Try it:
Repeat the listing that follows character for character, omitting images.

Material for this exercise below:

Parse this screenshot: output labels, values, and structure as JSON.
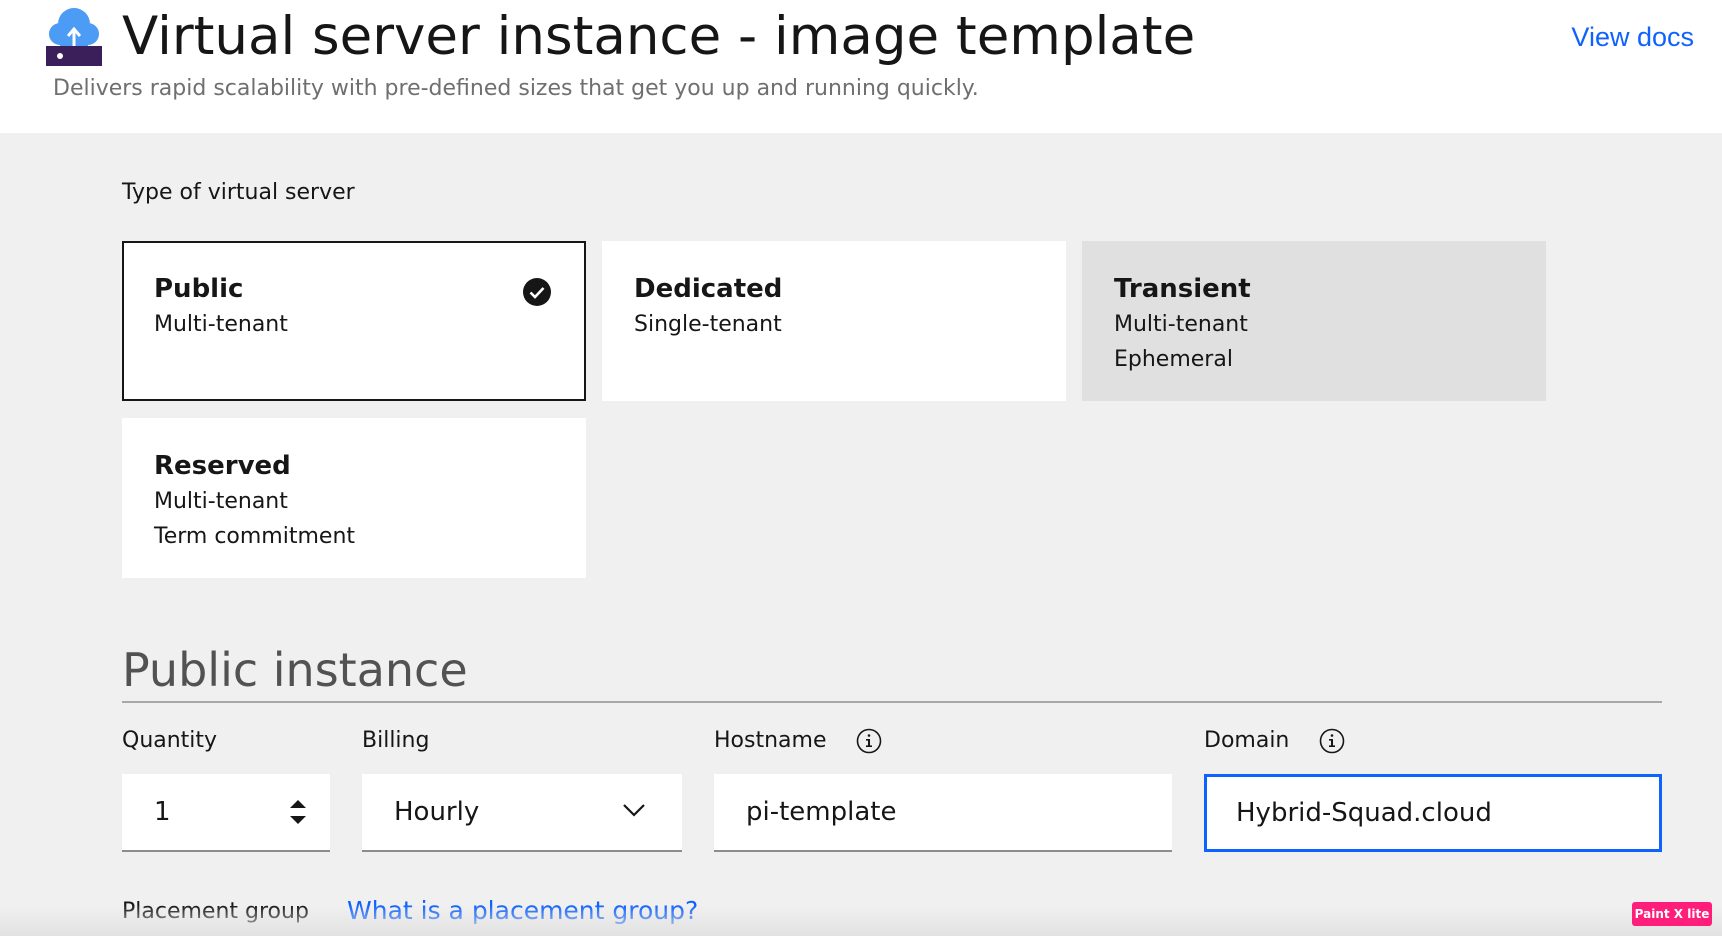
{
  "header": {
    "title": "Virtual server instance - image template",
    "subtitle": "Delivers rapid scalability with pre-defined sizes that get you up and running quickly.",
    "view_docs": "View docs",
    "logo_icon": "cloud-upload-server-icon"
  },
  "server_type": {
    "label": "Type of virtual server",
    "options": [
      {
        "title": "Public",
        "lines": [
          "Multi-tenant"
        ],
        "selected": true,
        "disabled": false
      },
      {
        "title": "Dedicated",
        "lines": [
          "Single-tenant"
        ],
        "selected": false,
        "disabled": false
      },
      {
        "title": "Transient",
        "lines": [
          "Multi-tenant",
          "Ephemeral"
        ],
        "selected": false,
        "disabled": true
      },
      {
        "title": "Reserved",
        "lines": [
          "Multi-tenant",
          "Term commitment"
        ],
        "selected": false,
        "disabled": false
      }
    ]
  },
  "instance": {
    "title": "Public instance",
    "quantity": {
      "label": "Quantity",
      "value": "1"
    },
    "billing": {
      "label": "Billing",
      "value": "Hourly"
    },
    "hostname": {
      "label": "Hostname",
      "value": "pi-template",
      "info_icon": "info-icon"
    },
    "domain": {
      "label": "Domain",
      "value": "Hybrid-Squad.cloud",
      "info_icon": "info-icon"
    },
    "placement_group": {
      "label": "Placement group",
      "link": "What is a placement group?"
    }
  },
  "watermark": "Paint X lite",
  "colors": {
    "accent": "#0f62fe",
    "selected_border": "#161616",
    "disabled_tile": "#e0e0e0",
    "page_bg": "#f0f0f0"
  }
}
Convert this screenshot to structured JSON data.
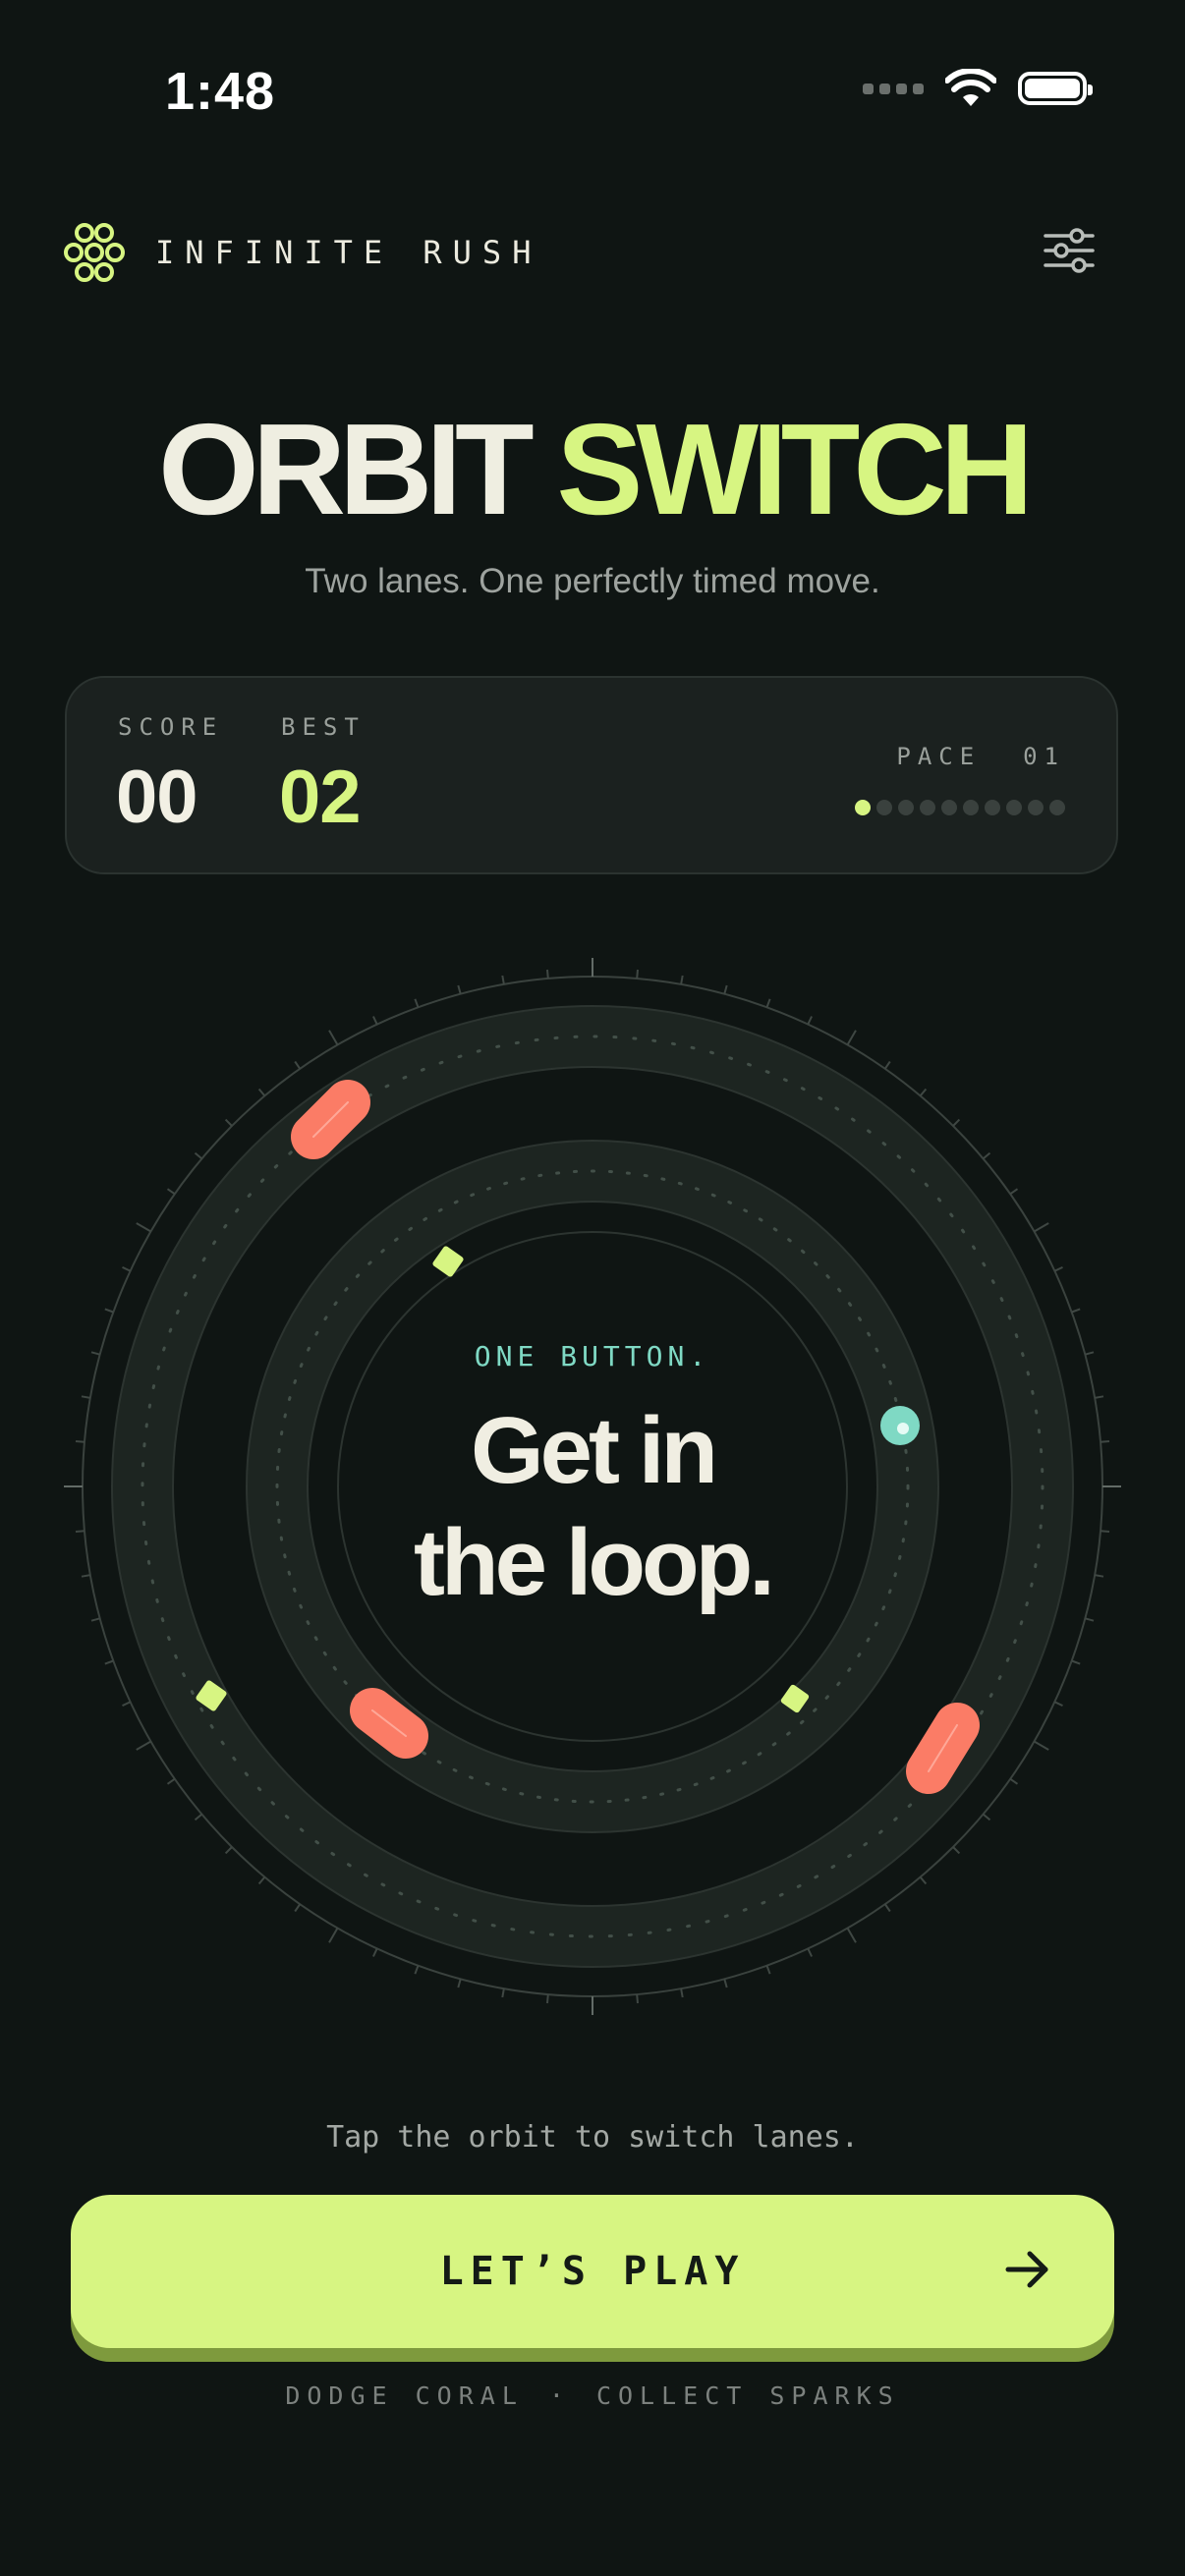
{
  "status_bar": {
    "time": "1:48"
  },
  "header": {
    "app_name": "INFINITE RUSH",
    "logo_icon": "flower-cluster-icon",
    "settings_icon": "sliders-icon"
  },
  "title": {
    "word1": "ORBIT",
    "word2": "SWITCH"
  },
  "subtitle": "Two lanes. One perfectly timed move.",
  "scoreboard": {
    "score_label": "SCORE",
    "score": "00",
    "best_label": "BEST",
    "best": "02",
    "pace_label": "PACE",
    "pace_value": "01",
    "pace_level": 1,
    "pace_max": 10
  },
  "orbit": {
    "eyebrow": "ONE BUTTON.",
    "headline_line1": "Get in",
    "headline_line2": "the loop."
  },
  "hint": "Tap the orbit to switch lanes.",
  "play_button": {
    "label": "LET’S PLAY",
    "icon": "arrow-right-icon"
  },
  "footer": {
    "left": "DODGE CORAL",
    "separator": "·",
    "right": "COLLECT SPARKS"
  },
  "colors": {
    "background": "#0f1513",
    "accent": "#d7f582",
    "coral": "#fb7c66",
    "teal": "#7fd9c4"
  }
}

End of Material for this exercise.

Exercise response:
Parse this screenshot: output labels, values, and structure as JSON.
{
  "header": {
    "title": "Virtual server instance - image template",
    "subtitle": "Delivers rapid scalability with pre-defined sizes that get you up and running quickly.",
    "view_docs": "View docs",
    "logo_icon": "cloud-upload-server-icon"
  },
  "server_type": {
    "label": "Type of virtual server",
    "options": [
      {
        "title": "Public",
        "lines": [
          "Multi-tenant"
        ],
        "selected": true,
        "disabled": false
      },
      {
        "title": "Dedicated",
        "lines": [
          "Single-tenant"
        ],
        "selected": false,
        "disabled": false
      },
      {
        "title": "Transient",
        "lines": [
          "Multi-tenant",
          "Ephemeral"
        ],
        "selected": false,
        "disabled": true
      },
      {
        "title": "Reserved",
        "lines": [
          "Multi-tenant",
          "Term commitment"
        ],
        "selected": false,
        "disabled": false
      }
    ]
  },
  "instance": {
    "title": "Public instance",
    "quantity": {
      "label": "Quantity",
      "value": "1"
    },
    "billing": {
      "label": "Billing",
      "value": "Hourly"
    },
    "hostname": {
      "label": "Hostname",
      "value": "pi-template",
      "info_icon": "info-icon"
    },
    "domain": {
      "label": "Domain",
      "value": "Hybrid-Squad.cloud",
      "info_icon": "info-icon"
    },
    "placement_group": {
      "label": "Placement group",
      "link": "What is a placement group?"
    }
  },
  "watermark": "Paint X lite",
  "colors": {
    "accent": "#0f62fe",
    "selected_border": "#161616",
    "disabled_tile": "#e0e0e0",
    "page_bg": "#f0f0f0"
  }
}
Convert this screenshot to structured JSON data.
{
  "status_bar": {
    "time": "1:48"
  },
  "header": {
    "app_name": "INFINITE RUSH",
    "logo_icon": "flower-cluster-icon",
    "settings_icon": "sliders-icon"
  },
  "title": {
    "word1": "ORBIT",
    "word2": "SWITCH"
  },
  "subtitle": "Two lanes. One perfectly timed move.",
  "scoreboard": {
    "score_label": "SCORE",
    "score": "00",
    "best_label": "BEST",
    "best": "02",
    "pace_label": "PACE",
    "pace_value": "01",
    "pace_level": 1,
    "pace_max": 10
  },
  "orbit": {
    "eyebrow": "ONE BUTTON.",
    "headline_line1": "Get in",
    "headline_line2": "the loop."
  },
  "hint": "Tap the orbit to switch lanes.",
  "play_button": {
    "label": "LET’S PLAY",
    "icon": "arrow-right-icon"
  },
  "footer": {
    "left": "DODGE CORAL",
    "separator": "·",
    "right": "COLLECT SPARKS"
  },
  "colors": {
    "background": "#0f1513",
    "accent": "#d7f582",
    "coral": "#fb7c66",
    "teal": "#7fd9c4"
  }
}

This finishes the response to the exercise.